- Are they true according to my mental health?
- Are they true according to my unique physical, emotional, mental and spiritual energy?
- Are they true deep down in my soul?
- Further, are they true according to my doctor?
- Or are they true according to the opinion of my peers, or society’s opinion, or the media’s opinion, or popular, fashionable opinion?
Are my answers true according to other people’s largely unqualified perspectives and unqualified opinions? Or are my reasons true from my perspective and my unique health situation? To help me do this, I imagine that I have more than one body. I have a physical body, an emotional body, a mental body and a spiritual body. Each body has seven limbs. Each limb needs my love, care and attention. I focus on one at a time. My weakest limbs are those I attend to first. This tends to strengthen other limbs without too much effort. Test it out, to see if it is true for you.
The seven limbs of the physical body are:
- Physical survival
- Physical satisfaction
- Physical independence
- Physical healing
- Physical expression
- Physical intelligence
- Physical interdependence
The seven limbs of the emotional body are:
- Emotional survival
- Emotional satisfaction
- Emotional independence
- Emotional healing
- Emotional expression
- Emotional intelligence
- Emotional interdependence
The seven limbs of the mental body are:
- Mental survival
- Mental satisfaction
- Mental independence
- Mental healing
- Mental expression
- Mental intelligence
- Mental interdependence
The seven limbs of the spiritual body are:
- Spiritual survival
- Spiritual satisfaction
- Spiritual independence
- Spiritual healing
- Spiritual expression
- Spiritual intelligence
- Spiritual interdependence
Once I’ve worked out what I don’t like about my physical body, then I can see my doctor or a qualified natural health practitioner if I need to examine the reality of my physical symptoms.
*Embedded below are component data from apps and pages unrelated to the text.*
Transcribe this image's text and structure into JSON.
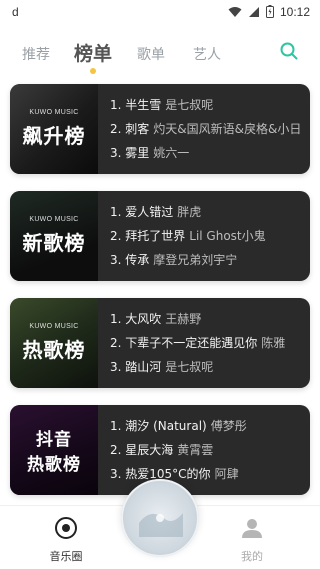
{
  "status_bar": {
    "left": "d",
    "time": "10:12"
  },
  "tabs": [
    {
      "label": "推荐",
      "active": false
    },
    {
      "label": "榜单",
      "active": true
    },
    {
      "label": "歌单",
      "active": false
    },
    {
      "label": "艺人",
      "active": false
    }
  ],
  "charts": [
    {
      "cover_brand": "KUWO MUSIC",
      "cover_title": "飙升榜",
      "tracks": [
        {
          "title": "1. 半生雪",
          "artist": "是七叔呢"
        },
        {
          "title": "2. 刺客",
          "artist": "灼天&国风新语&戾格&小日"
        },
        {
          "title": "3. 雾里",
          "artist": "姚六一"
        }
      ]
    },
    {
      "cover_brand": "KUWO MUSIC",
      "cover_title": "新歌榜",
      "tracks": [
        {
          "title": "1. 爱人错过",
          "artist": "胖虎"
        },
        {
          "title": "2. 拜托了世界",
          "artist": "Lil Ghost小鬼"
        },
        {
          "title": "3. 传承",
          "artist": "摩登兄弟刘宇宁"
        }
      ]
    },
    {
      "cover_brand": "KUWO MUSIC",
      "cover_title": "热歌榜",
      "tracks": [
        {
          "title": "1. 大风吹",
          "artist": "王赫野"
        },
        {
          "title": "2. 下辈子不一定还能遇见你",
          "artist": "陈雅"
        },
        {
          "title": "3. 踏山河",
          "artist": "是七叔呢"
        }
      ]
    },
    {
      "cover_brand": "抖音",
      "cover_title": "热歌榜",
      "tracks": [
        {
          "title": "1. 潮汐 (Natural)",
          "artist": "傅梦彤"
        },
        {
          "title": "2. 星辰大海",
          "artist": "黄霄雲"
        },
        {
          "title": "3. 热爱105°C的你",
          "artist": "阿肆"
        }
      ]
    }
  ],
  "bottom_nav": {
    "music_label": "音乐圈",
    "mine_label": "我的"
  },
  "colors": {
    "accent_dot": "#f3c542",
    "search_icon": "#2bc6a3",
    "card_bg": "#2a2a2a"
  }
}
I can see a counsellor if I need to address the truth of my emotional or mental health symptoms. I can call on a spiritual mentor if I need to understand the truth about my spiritual symptoms.
Taking care of the weakest limbs on each of my bodies leads me in one direction only. Self-acceptance leads to inner peace. Inner peace shows on my face. Inner peace smooths my skin and makes it glow. When I feel good, I look good too.
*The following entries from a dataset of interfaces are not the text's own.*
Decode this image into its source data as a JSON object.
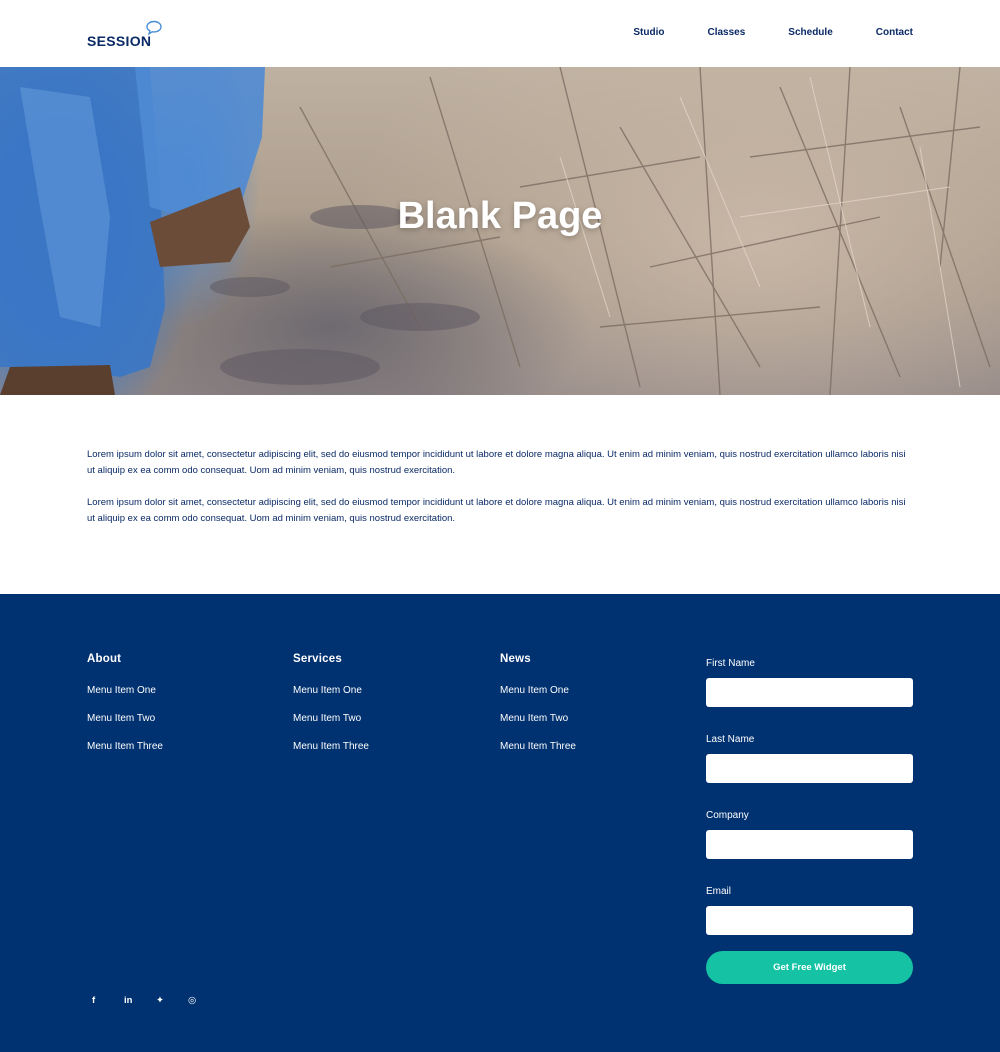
{
  "header": {
    "logo_text": "SESSION",
    "nav": [
      "Studio",
      "Classes",
      "Schedule",
      "Contact"
    ]
  },
  "hero": {
    "title": "Blank Page"
  },
  "content": {
    "paragraphs": [
      "Lorem ipsum dolor sit amet, consectetur adipiscing elit, sed do eiusmod tempor incididunt ut labore et dolore magna aliqua. Ut enim ad minim veniam, quis nostrud exercitation ullamco laboris nisi ut aliquip ex ea comm odo consequat. Uom ad minim veniam, quis nostrud exercitation.",
      "Lorem ipsum dolor sit amet, consectetur adipiscing elit, sed do eiusmod tempor incididunt ut labore et dolore magna aliqua. Ut enim ad minim veniam, quis nostrud exercitation ullamco laboris nisi ut aliquip ex ea comm odo consequat. Uom ad minim veniam, quis nostrud exercitation."
    ]
  },
  "footer": {
    "columns": [
      {
        "title": "About",
        "items": [
          "Menu Item One",
          "Menu Item Two",
          "Menu Item Three"
        ]
      },
      {
        "title": "Services",
        "items": [
          "Menu Item One",
          "Menu Item Two",
          "Menu Item Three"
        ]
      },
      {
        "title": "News",
        "items": [
          "Menu Item One",
          "Menu Item Two",
          "Menu Item Three"
        ]
      }
    ],
    "form": {
      "first_name_label": "First Name",
      "last_name_label": "Last Name",
      "company_label": "Company",
      "email_label": "Email",
      "submit_label": "Get Free Widget"
    },
    "social": [
      {
        "icon": "facebook-icon",
        "glyph": "f"
      },
      {
        "icon": "linkedin-icon",
        "glyph": "in"
      },
      {
        "icon": "twitter-icon",
        "glyph": "✦"
      },
      {
        "icon": "instagram-icon",
        "glyph": "◎"
      }
    ]
  },
  "colors": {
    "brand_navy": "#003170",
    "accent_teal": "#16c2a4",
    "text_navy": "#0a2a66"
  }
}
When it comes to body image, some people never reach the stage, or sadly the age, where they are no longer concerned about what others think of their body. My path to vanity and bitterness is paved by constantly comparing myself to others. Vanity and bitterness become cemented into my life when I attempt to redesign my body according to the unqualified opinions, judgements, criticisms, perspectives and views of others. It takes a wrecking ball to break down cement. Instead of taking the wrecking ball to my body, I target the reasons why I have allowed vanity and bitterness to swamp my inner beauty and disturb my inner peace.
The reasons why we don’t like our bodies are worth the scrutiny. They need to be true according to our physical, emotional, mental and spiritual reality, and not according to other people’s opinions. This perspective introduced me to a great new way to get a bikini body. It’s really simple. I just put a bikini on my body.